Never forget that you get what you pay for. Hiring an overseas or even local "software factory" or consultancy to build your software can be problematic at best and a complete waste of time and money at worst.
First, if you cannot communicate, forget about it. Building software is 99% communication and 1% technology. Okay, perhaps I overstate the case. A little. But you cannot overestimate the importance of clear, effective communication.
Second, unless you have the internal people required to manage such a relationship, your project will fail. This means you need project management and technical people in your own organization that you know well and trust. They need to be supremely competent. This is especially true if you plan to hire a firm outside of your own geographical area.

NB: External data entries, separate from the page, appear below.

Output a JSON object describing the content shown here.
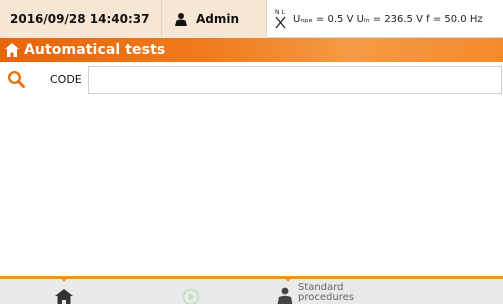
{
  "status": {
    "datetime": "2016/09/28 14:40:37",
    "user": "Admin",
    "measurements": "Uₙₚₑ = 0.5 V Uₗₙ = 236.5 V f = 50.0 Hz",
    "probe_label": "N L"
  },
  "title": {
    "text": "Automatical tests"
  },
  "search": {
    "label": "CODE",
    "value": "",
    "placeholder": ""
  },
  "toolbar": {
    "standard_label": "Standard procedures"
  },
  "colors": {
    "accent": "#ef7a1c",
    "status_bg": "#f6e7d4",
    "toolbar_bg": "#e9e9e9"
  }
}
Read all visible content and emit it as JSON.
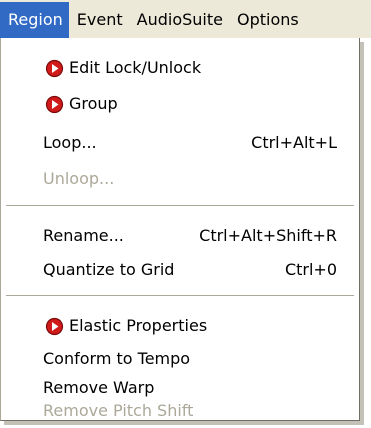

Third, plan for time and budget overages. It is the nature of consulting to promise a low price and quick turnaround and then when you are committed to the project and it is "nearly done," you will be informed that there is much more to do, generally due to legitimate changes in requirements because you did not fully understand what you wanted when the project first began. This is the boon and bane of software development whether internal or external.
Finally, you can have success outsourcing your software development project, but do not make the mistake of thinking that it will save you an enormous amount of time and money, especially for a single application project. It takes time to develop a working relationship with an outside consultantcy, especially one that is half way around the world. If you have multiple projects, long term goals, and a huge budget of time and money, it may in fact be cost effective to have a relationship with a so called "software factory." But if you are a small organization and have one or two projects, you will nearly always be better off hiring a professional locally, usually through one of the many technical recruiting companies, to come into your organization as a contractor to work on-site building exactly what you want as you discover over time what it is you want exactly.